  • A sixty-year-old Salvador Dali knockoff in his brown suit and black beret, stands to the side with harmonica and guitar ready. He’s been waiting all day for his five minutes of open mike madness. Later, when the crowds have dispersed I see him rooting through the flowerpots. He digs out a succulent and tucks it in his pocket, dirt, roots, and all.
  • A bevy of twenty-something beauties pout and gossip over double soy non-fat dinner drivel.
  • Fifteen-year-old Snow White look-a-like left the dwarfs at home and brought her entourage.
  • Hurley and Jack Black’s love child sits on a brown suitcase wearing sneakers without socks and rocking a narwhal t-shirt.
  • Leopard-print head-banded brunette clutches her designer bag and wonders why her friends brought her here. Her cell phone is perched in hand, ready to dial M for Mayday.
  • A beat-box rappin’ hipster wears a mini velvet fedora and a three inch tiny tie.
  • At the mike is a cute blond with a flower barrette, sings like a sweet country Fiona Apple.
  • Stylin’ New York Nancy stirs her drink, she’s super cool and put together with her silver hoops and sideways smile.
  • At the counter is tweaker chick and her road rage boyfriend.
  • Navy blue suspenders hold up the pants of an old Chinese guru, hiding out under matching blue beanie.
  • The coffee whisperer checks the grinder and stands watch, face stern as he guards the beans.
  • Pompom tassels bounce on the purse of the type of woman who keeps your local yarn store in business.

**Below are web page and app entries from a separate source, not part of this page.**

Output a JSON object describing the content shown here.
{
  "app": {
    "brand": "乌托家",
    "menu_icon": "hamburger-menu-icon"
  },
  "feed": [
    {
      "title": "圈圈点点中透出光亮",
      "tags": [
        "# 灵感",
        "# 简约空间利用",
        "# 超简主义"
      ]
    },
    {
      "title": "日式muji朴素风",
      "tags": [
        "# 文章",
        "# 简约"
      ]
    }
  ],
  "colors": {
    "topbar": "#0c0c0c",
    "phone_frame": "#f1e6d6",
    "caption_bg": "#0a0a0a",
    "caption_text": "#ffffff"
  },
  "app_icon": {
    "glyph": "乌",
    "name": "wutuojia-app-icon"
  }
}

  • Fifty-year-old mannish-Marilyn in stripped carpenter chords struts past, her hot pink bra strap peeks out from under her scalloped tee.
  • Clean cut college freshman does a double take as plane Jane transforms into a guitar goddess.
  • Long haired fisherman type surprises the crowd with a classical creation on a bowed psaltery, an odd stringed instrument that he quickly informs us all is part of the piano family.
  • A blue jelly-bean of a man rocks out on his bongos and smiles happily behind horn rimmed glasses.
  • In short shorts and white Keds, the nineteen year old stringy blond in front of me bats her eyelashes at the friend she doesn’t realize is gay.

It was quite a night! Feel free to share some of your fun character descriptions in the comments! Happy writing.

This rockin' cup chandelier was at Jones'.